Asked if any specific request for help was directed to the UK, the spokesman replied: "No there hasn't."
Mr Cameron will discuss the Athens situation with European Commission president Jose Manuel Barroso at a meeting at 10 Downing Street this afternoon but is not expected to make any offer of help.
The issue is also expected to be raised at Thursday's European Council summit in Brussels, when all 27 EU members will look at the bloc budget for the coming years.
Britain's only potential contribution to bailing out Greece again now comes from its shareholding in the IMF, in the form of loan guarantees which would only be called in if Greece defaults.
The UK did not contribute to the original 110 billion euro (£96.5 billion) deal a year ago, put together by eurozone countries to help save one of their own.

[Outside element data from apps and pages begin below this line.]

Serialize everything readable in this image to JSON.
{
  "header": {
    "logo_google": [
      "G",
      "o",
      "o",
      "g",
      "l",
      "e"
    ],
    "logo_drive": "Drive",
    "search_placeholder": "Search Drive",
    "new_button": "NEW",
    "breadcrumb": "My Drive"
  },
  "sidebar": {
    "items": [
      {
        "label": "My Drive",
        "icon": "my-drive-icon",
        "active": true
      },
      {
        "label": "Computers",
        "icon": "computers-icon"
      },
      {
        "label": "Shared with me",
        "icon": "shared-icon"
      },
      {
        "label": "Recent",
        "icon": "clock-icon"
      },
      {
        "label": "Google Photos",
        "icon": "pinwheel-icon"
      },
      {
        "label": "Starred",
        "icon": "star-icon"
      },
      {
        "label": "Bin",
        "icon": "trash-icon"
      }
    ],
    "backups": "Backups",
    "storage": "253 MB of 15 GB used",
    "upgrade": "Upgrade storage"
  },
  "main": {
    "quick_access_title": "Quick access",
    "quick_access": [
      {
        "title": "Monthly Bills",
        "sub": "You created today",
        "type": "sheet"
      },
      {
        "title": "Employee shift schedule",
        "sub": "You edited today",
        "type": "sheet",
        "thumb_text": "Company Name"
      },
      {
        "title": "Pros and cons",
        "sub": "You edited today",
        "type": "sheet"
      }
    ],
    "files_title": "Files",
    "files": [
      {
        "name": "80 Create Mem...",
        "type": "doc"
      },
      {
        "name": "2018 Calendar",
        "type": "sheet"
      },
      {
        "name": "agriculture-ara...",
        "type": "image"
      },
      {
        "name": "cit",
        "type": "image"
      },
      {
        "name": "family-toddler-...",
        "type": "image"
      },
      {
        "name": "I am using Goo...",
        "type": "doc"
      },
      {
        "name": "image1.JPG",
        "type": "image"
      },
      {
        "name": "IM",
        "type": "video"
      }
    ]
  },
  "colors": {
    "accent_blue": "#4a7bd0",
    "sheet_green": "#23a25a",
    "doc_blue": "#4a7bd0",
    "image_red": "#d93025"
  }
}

With the slow pace of deficit reduction in Greece and the economic crisis far worse than even pessimists feared, a second bailout is now considered inevitable. Some observers predict default.
London mayor Boris Johnson said this morning that Greece should be allowed to default on its debt and leave the euro. Writing in the Daily Telegraph newspaper, Mr Johnson insisted membership of the single currency had "exacerbated" Greece's woes.
Germany and France have signalled that there is no reason for London to pay a share of a repeat bailout, likely to be finalised within weeks and for a similar sum as the first.
At today's talks in Luxembourg, Mr Osborne is expected to say that the issue is one for the eurozone alone.
Foreign Secretary William Hague is also in Luxembourg at a separate meeting of EU foreign ministers.
Before today's meeting Chief Secretary to the Treasury Danny Alexander set out the UK argument on Sky News.
He said: "It's the eurozone that is taking forward discussions now about the next stage of dealing with Greece's substantial problems. There's simply no proposition on the table for the UK to contribute beyond International Monetary Fund involvement, and I don't expect there to be one."
A bailout fund was set up by the EU, in the wake of the crisis in Greece, to finance future economic problems in the member states, and it involves all 27 members.
In theory, if a majority of the 27 vote to use the fund for a second aid package for Greece, rather than repeat a eurozone-only rescue, the UK Treasury would be responsible for 12% of the new loan guarantee to the Greek government.
Last night Greek prime minister George Papandreou insisted his country would not default and that he was determined to reduce its mounting deficit. Failure to do so would be a "catastrophe".
Mr Papandreou faces a confidence vote in the Greek parliament tomorrow. He looks set to survive but must then win support for tougher austerity measures than those which have already sparked riots in the streets and which have failed to revive the economy.
The talks on a second bailout follow approval last night of the latest slice of aid from the first bailout: a £12 billion-euro (£10 billion) handout to stave off Greece's bankruptcy.
A final decision on the second bailout, and how it will be funded, is expected next month.
Europe's economic affairs commissioner Olli Rehn said today's meeting will outline "the contents and conditions of a successor programme for Greece, with a view to taking decisions at the next meeting on July 11".
Financial Secretary to the Treasury Mark Hoban will answer an urgent question on the latest developments in Greece, tabled by Labour MP Gisela Stuart, in the House of Commons this afternoon.Reuse content